Nobody loves old-school imports more than Puerto Ricans. Their motto, "If it's not an older body import, then it's not worth building." Most of these Puerto Rican powerhouses are packin' a rotary, 3TC or 2TC, and are going faster than the laws of physics say they should. The Pan American Nationals is an ongoing battle of piston vs. rotary; Puerto Rico vs. USA and, as usual, all bets are settled at Atco Raceway.

USA And, As Usual, All Bets Are Settled At Atco Raceway.The new millennium saw the Nats get off to a record-breaking start, with more spectators and racers than ever. This predominately Puerto Rican event has been on going strong for nine years and each year, Puerto Rico's top racers are invited out for some awesome drag race action on U.S. soil.

A close call with Mother Nature put this year's show in jeopardy. The word was out the event would most likely be rained on, and sure enough, the rain came pouring down. After a two-hour rain delay, the track officials spent another two hours drying and prepping the track. Now a four-hour delay is a long time for anybody, but this crowd was pumped and blood-thirsty for burnouts. Personally, we wouldn't be too surprised if no one left the track, because even after the downpour, it was still a standing-room-only event.

The much-talked-about Sakura was a headliner for Team Puerto Rico. Days before the event, driver Erik Torres and crew decided to do a few last minute dyno pulls before hitting the track. They discovered the car was down on power and they were using every trick in the book to get the Mitsubishi to run correctly. By day's end, it was obvious the Mirage's low mph was not up to par. Torres was able to turn a day's best of 7.89, but with a 158 mph trap speed. This car can normally break into the 7.5 range while attaining more than 170 mph in the traps. Only Team Sakura can be disappointed with a 7.89.

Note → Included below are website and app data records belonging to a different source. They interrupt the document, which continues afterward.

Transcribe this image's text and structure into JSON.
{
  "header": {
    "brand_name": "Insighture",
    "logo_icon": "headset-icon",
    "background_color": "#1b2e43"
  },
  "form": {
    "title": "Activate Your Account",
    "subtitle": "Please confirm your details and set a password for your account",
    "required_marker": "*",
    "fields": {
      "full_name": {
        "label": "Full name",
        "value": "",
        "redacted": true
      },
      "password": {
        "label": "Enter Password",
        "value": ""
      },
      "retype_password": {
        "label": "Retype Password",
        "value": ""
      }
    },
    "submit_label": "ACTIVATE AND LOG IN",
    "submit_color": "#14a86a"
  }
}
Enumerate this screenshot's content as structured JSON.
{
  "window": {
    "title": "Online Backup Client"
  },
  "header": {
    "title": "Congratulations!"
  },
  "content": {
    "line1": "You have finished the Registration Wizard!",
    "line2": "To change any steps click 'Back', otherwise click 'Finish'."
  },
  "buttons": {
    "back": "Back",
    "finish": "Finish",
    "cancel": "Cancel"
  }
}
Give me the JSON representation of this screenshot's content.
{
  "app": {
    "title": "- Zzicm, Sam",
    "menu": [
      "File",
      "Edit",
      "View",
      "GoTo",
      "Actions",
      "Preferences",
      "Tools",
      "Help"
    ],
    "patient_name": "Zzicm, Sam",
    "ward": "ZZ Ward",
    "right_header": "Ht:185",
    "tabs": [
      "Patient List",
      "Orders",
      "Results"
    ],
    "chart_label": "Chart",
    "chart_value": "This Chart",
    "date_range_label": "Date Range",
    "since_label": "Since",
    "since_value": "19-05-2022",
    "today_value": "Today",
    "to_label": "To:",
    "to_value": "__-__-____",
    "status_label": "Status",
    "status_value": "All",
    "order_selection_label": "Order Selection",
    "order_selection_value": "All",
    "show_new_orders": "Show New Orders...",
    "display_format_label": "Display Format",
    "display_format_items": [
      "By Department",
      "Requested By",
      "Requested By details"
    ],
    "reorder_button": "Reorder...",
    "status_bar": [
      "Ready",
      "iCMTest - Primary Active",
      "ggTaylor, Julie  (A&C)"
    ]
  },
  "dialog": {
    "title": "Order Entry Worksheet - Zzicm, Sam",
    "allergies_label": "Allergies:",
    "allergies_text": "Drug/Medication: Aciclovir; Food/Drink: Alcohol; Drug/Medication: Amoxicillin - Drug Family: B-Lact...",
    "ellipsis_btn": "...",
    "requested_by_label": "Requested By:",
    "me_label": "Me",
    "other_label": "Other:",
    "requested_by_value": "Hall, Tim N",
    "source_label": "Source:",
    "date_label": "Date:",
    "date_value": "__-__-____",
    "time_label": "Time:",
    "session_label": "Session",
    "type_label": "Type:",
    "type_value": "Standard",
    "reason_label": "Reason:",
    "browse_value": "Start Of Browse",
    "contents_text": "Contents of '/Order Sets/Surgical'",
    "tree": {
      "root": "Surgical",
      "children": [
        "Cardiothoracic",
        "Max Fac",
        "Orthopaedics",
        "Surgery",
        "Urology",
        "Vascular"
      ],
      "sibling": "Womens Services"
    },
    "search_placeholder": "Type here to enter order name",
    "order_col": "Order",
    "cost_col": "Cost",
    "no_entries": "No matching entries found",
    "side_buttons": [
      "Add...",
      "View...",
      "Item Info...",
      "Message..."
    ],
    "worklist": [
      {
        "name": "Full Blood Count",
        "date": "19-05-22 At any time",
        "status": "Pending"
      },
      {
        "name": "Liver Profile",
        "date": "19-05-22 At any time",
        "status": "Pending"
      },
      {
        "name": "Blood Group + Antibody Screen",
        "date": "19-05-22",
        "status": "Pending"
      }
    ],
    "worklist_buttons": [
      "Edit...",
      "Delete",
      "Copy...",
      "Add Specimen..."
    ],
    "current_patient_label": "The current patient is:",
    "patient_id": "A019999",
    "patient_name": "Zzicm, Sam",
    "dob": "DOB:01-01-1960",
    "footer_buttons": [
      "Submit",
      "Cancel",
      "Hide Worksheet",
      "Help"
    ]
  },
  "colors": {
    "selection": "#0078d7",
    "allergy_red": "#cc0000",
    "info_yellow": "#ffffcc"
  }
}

No stranger to the tube-chassis market was Kike Shields out of Puerto Rico. Every tube-chassis car representing Puerto Rico at this event was built out of Kike's Chassis shop. Kike (pronounced "Key Kay") was not suspension tuning PR's race cars as one would expect, he was on hand to pilot one of his creations owned by Julio Portela. His date for the day was a '72 Datsun powered by a 13B rotary. With Kike behind the wheel, the car ran consistent 9.2s in competition and one 18.35 in the semis due to a bye-run. Since PR vs. USA is run bracket-style, the edge goes to the consistent driver/car. In the end, Kike's hours of labor building the car paid off, as the Datsun won the event and Kike's wallet was $10,000 heavier.

Brendon Alvarez out of Miami is a familiar face at the Nats, as he is one of America's Top Guns. This year he was a little harder to recognize, because of his new car. Brendon's 8-second, PSI-sponsored, piston-powered Toyota Corolla has been replaced by a pistonless '93 tube-chassis RX-7. The new car did not miss a beat, and qualified number one for Team USA with an 8.6. Kike Shields eliminated Brendon in the second round due to a break out time. The RX-7 dialed in an 8.95 and ran an 8.94, ouch.

Almost missing the last round qualifier was Marcos Acosta. The team made a late arrival on Saturday and just as they were getting ready to make a pass, rain came pouring down. Due to the rain on Saturday, Marcos had to make a qualifying pass Sunday morning to lock in the number two spot for Team USA. Since the car only had one qualifying pass, Marcos was unable to figure out a correct dial-in on the MX-3, which is why his slower-than-normal 8.9 dial in was shattered in the first round with an 8.69.